**Task item:** Apart from the images, repeat the data below exactly as written.

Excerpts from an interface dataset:
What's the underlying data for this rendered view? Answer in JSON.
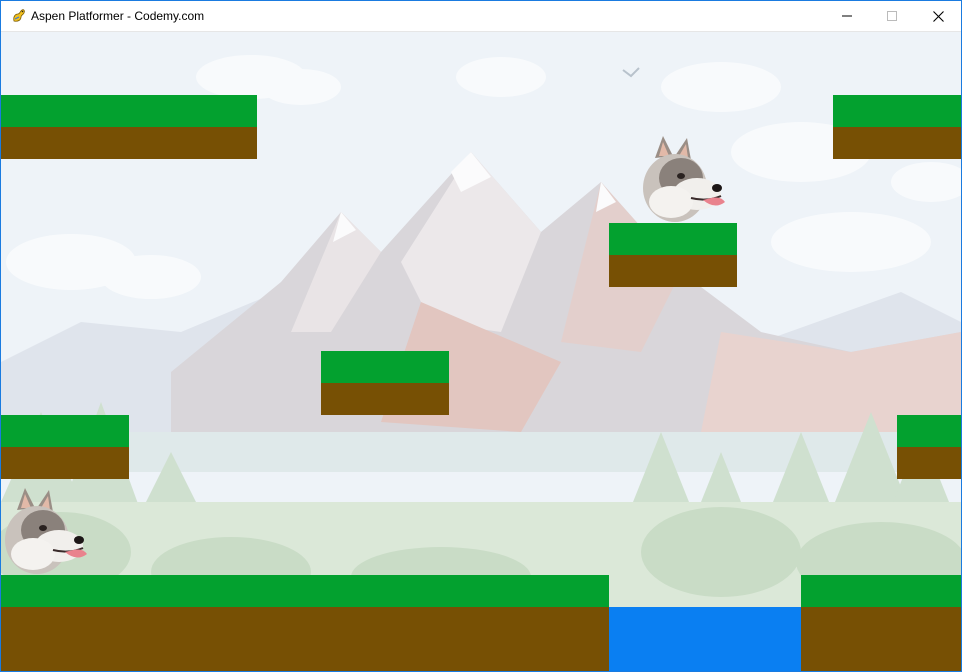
{
  "window": {
    "title": "Aspen Platformer - Codemy.com",
    "icon": "pygame-snake-icon",
    "controls": [
      "minimize-icon",
      "maximize-icon",
      "close-icon"
    ]
  },
  "game": {
    "background": "pixel-art mountain landscape with clouds and pine forest (faded)",
    "colors": {
      "grass": "#03a12f",
      "dirt": "#775004",
      "water": "#0a7ff2",
      "sky": "#eef3f8"
    },
    "platforms": [
      "upper-left",
      "upper-right",
      "center-high",
      "center-mid",
      "left-mid",
      "right-mid",
      "ground-left",
      "ground-right"
    ],
    "hazards": [
      "water-pit"
    ],
    "sprites": [
      {
        "name": "player-husky",
        "icon": "husky-head-icon"
      },
      {
        "name": "enemy-husky",
        "icon": "husky-head-icon"
      }
    ]
  }
}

**Response:**
What's the underlying data for this rendered view? Answer in JSON.
{
  "window": {
    "title": "Aspen Platformer - Codemy.com",
    "icon": "pygame-snake-icon",
    "controls": [
      "minimize-icon",
      "maximize-icon",
      "close-icon"
    ]
  },
  "game": {
    "background": "pixel-art mountain landscape with clouds and pine forest (faded)",
    "colors": {
      "grass": "#03a12f",
      "dirt": "#775004",
      "water": "#0a7ff2",
      "sky": "#eef3f8"
    },
    "platforms": [
      "upper-left",
      "upper-right",
      "center-high",
      "center-mid",
      "left-mid",
      "right-mid",
      "ground-left",
      "ground-right"
    ],
    "hazards": [
      "water-pit"
    ],
    "sprites": [
      {
        "name": "player-husky",
        "icon": "husky-head-icon"
      },
      {
        "name": "enemy-husky",
        "icon": "husky-head-icon"
      }
    ]
  }
}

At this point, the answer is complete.